    Virtual machines specifically offer the same experience as that of a PC without the overhead of hardware maintenance. This kind of hosted computing provides all the power necessary at a lower cost, allowing for highly customizable VM's which are presented to users.

    Remote Desktop Session Host (RDSH) Advantages

    RDSH solutions easily mimic those of virtual machines but with a key difference; while virtual machines can be customized based on need, remote desktops are often standardized so that users have a limited number of applications which they can use. While the standardization creates limits, it is also less expensive than VMs. Common computing needs are easily delivered to a larger number of users through a terminal experience which is easily scaled at lower cost.

    The Drawbacks of Each Solution

    There are clear advantages with each of these remote computing solutions. However, VM's and Remote Desktop's each have their drawbacks. VM's require a higher budget due to licensing for operating systems, something which is far cheaper with RDSH because the operating system is shared to many users. VMs also put a higher demand on storage systems for customized solutions. Remote desktops do not have the same demands for resources since these are shared. With remote desktops, only those resources required by logged-on users are active.
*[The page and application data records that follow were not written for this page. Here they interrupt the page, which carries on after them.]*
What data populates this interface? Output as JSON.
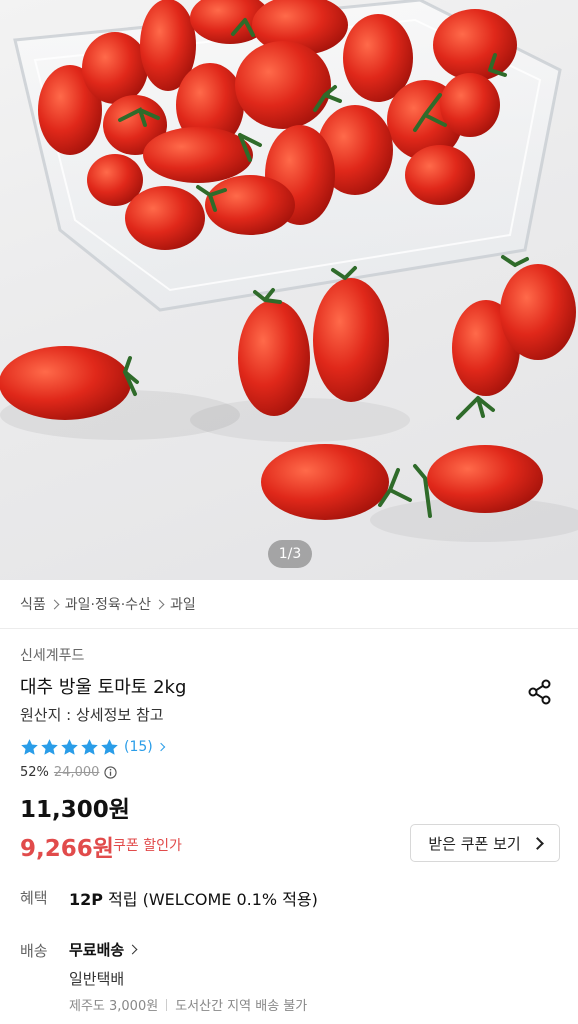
{
  "gallery": {
    "indicator": "1/3"
  },
  "breadcrumb": [
    "식품",
    "과일·정육·수산",
    "과일"
  ],
  "product": {
    "brand": "신세계푸드",
    "title": "대추 방울 토마토 2kg",
    "origin": "원산지 : 상세정보 참고",
    "rating": {
      "stars": 5,
      "review_count": "(15)"
    },
    "discount_rate": "52%",
    "original_price": "24,000",
    "sale_price": "11,300원",
    "coupon_price": "9,266원",
    "coupon_price_label": "쿠폰 할인가",
    "coupon_button_label": "받은 쿠폰 보기"
  },
  "benefit": {
    "label": "혜택",
    "points": "12P",
    "text": " 적립 (WELCOME 0.1% 적용)"
  },
  "delivery": {
    "label": "배송",
    "fee": "무료배송",
    "type": "일반택배",
    "jeju": "제주도 3,000원",
    "island": "도서산간 지역 배송 불가"
  },
  "colors": {
    "accent_red": "#e14b4b",
    "star_blue": "#2a9de8"
  },
  "icons": [
    "share-icon",
    "star-icon",
    "info-icon",
    "chevron-right-icon"
  ]
}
    However, Remote Desktop's can create bottlenecks from processes which take up too many resources. Likewise, nonstandard applications may not easily be presented to Remote Desktop sessions. Additionally, other application maintenance and installation may be more difficult with RDSH while applications with higher demand for resources can make hosting these applications challenging.

    Since Windows server 2016 is the main hosting platform for remote desktop, much of the current advantages from Windows 10 are not available, the latter offering the Universal Windows Platform (UWP). UWP is the basis for the Windows Store in Windows 10 and any applications which are developed for this platform will not function, or may not have the same functionality, via RDSH on Windows server 2016. Whereas Windows 10 VMs will be able to use any UWP-based applications.

    Choosing Between the Two

    Both of these models for remote computing are highly desirable and useful, but for different reasons. They each offer their own advantages and flexibility. The server based Remote Desktop is far more scalable since not all resources for each user are required all of the time because not all users may be logged on at the same time and can be presented by policy.

    Meanwhile, virtual machines offer a highly customizable environment for demanding user needs. Memory storage and amount of CPU can be customized to fit applications. VMs offer a wider range of applications versus the more standardized offerings for RDSH. There is also less application maintenance required for virtual machines.

    The determining factors when choosing between RDSH and VM's are dependent on cost and need. A large organization may only need to offer remote desktop to a high number of employees with standard computing requirements, so this solution can be very cost-effective. Meanwhile, a smaller organization may need virtual machines for a larger percentage of high-end users because of more specialized applications and their requirements. Often times, organizations may find that they need a mixture, or hybrid solution, between these two types of remote computing.

    Neither solution is specifically better than the other, it is more of a degree of fit for needs and budget. Each solution provides very consistent security. It is the variations between licensing, application compatibility, and other factors which will determine the decision between these two options or using them together.

    Consider these details when choosing remote computing solutions:

    remote desktop vs virtual machine comparison graph

    To learn more about Virtual Machines, RDSH or other Azure cloud services, contact our experts at Your online source for cheap OEM, Retail & Cloud products.